A California woman has won $10,000 from Microsoft after a sneaky Windows 10 update wrecked the computer she used to run her business. Now she’s urging everyone to follow suit and “fight back.”
Teri Goldstein – who manages a travel agency in Sausalito, just north of San Francisco – told The Register she landed the compensation by taking Microsoft to a small claims court.
Rather than pursue a regular lawsuit, she chose the smaller court because it was better suited to sorting out consumer complaints. Crucially, it meant Microsoft couldn’t send one of its top-gun lawyers – or any lawyer in fact: small claims courts are informal and attorneys are generally not allowed. Instead, Redmond-based Microsoft had to send a consumer complaints rep to argue its case.
That put her on an equal footing with the multibillion-dollar software giant, giving her a fair fight.
Goldstein told us “Microsoft needed to be held accountable for its negligence regarding the forced Windows 10 upgrade, which rendered many users’ computers useless.”
“Microsoft cannot just say ‘read our user agreement form, we hold no responsibility, you cannot sue us and go away.’ Just because they are a large corporation does not make them exempt from consumer business rules,” she said.
Goldstein told the Marin County Superior Court in San Rafael that in August last year, “Windows 10 forced its upgrade on my business computer without my knowledge or permission.”

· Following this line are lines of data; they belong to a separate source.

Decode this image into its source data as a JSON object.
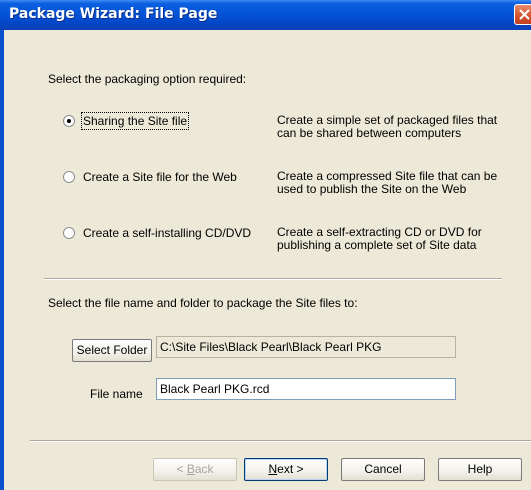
{
  "window": {
    "title": "Package Wizard: File Page"
  },
  "packaging": {
    "prompt": "Select the packaging option required:",
    "options": [
      {
        "label": "Sharing the Site file",
        "selected": true,
        "desc_line1": "Create a simple set of packaged files that",
        "desc_line2": "can be shared between computers"
      },
      {
        "label": "Create a Site file for the Web",
        "selected": false,
        "desc_line1": "Create a compressed Site file that can be",
        "desc_line2": "used to publish the Site on the Web"
      },
      {
        "label": "Create a self-installing CD/DVD",
        "selected": false,
        "desc_line1": "Create a self-extracting CD or DVD for",
        "desc_line2": "publishing a complete set of Site data"
      }
    ]
  },
  "location": {
    "prompt": "Select the file name and folder to package the Site files to:",
    "select_folder_label": "Select Folder",
    "folder_path": "C:\\Site Files\\Black Pearl\\Black Pearl PKG",
    "file_name_label": "File name",
    "file_name_value": "Black Pearl PKG.rcd"
  },
  "buttons": {
    "back_prefix": "< ",
    "back_mnemonic": "B",
    "back_rest": "ack",
    "next_mnemonic": "N",
    "next_rest": "ext >",
    "cancel": "Cancel",
    "help": "Help"
  },
  "colors": {
    "titlebar": "#0554d8",
    "dialog_bg": "#ece9d8",
    "close_button": "#d5512d"
  }
}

This update caused the Windows 7 Home Premium PC to crash and, even when it booted back up, made it “mostly unusable.” Goldstein had no idea what the problem was – she hadn’t even heard of Windows 10 at this point – so complained to her cable provider, thinking it was a problem with her internet connection. After Comcast told her the problem was entirely at her end, she contacted Microsoft.
After hours and hours of support desk calls, her computer remained in a barely usable state: three technicians uninstalled and reinstalled the operating system software to no avail. It was a complete waste of time.
“It took every minute of the day on the phone with Microsoft,” she told The Register.
She told the court the Microsoft technicians’ “constant work remotely tied up days of [her] time all during the month of August, and [she] could not work. After an entire day, one technician even got [her] husband involved after he had worked a long day at this job, asking him for assistance.”
Goldstein believes her PC – unbeknownst to her – was enrolled in the Windows 10 beta program, meaning she was left with broken unfinished code that could not be uninstalled from her Windows 7 Home Premium system. In October, she gave up and bought a new laptop.
After further complaints, which Goldstein says were ignored, a Microsoft regional manager eventually offered her $150 in compensation.
“He was continually rude, unwilling to assist me and told me not to contact him,” Goldstein said.
“When I asked for his suggestions on what to do, his responses were ‘I cannot help you,’ ‘Do not call or contact me,’ and finally ‘Do not ever contact me again.’ It was made very clear that he just wanted me to go away and had no concern about my problem.”
In January this year, Goldstein went to the small claims court in her county to seek compensation for wages and lost business while her computer was borked.
“California is one of the strictest states in the US regarding consumer rights,” Goldstein told us. “There is a California Uniform Commercial Code which protects consumers. In section 1792 it clearly states that all products and services sold or distributed in California have an implied warranty to be fit for purpose.
“This code overrides any corporation’s user agreement form. Microsoft knew that its Windows 10 was not fit for purpose and allowed its release anyway. They used thousands of people like myself to learn how to troubleshoot the problems with no concern of consequences to the users. This is totally wrong.”
In a judgment handed down in March, Microsoft was ordered to pay $10,000 (£7,500) to Goldstein, and $90 towards her costs. Microsoft appealed the decision but dropped this action last month. A spokeswoman for the Windows maker told us it “dropped its appeal to avoid the expense of further litigation.”
Goldstein added: “My reason for taking them to small claims court was to collect monetary loss due me from this effect of their forced upgrade and also to hold them accountable for their wrongdoing. I urge every person who has a consumer issue to know their rights and fight back. Only then will large corporations begin to understand that they cannot just do what they want.”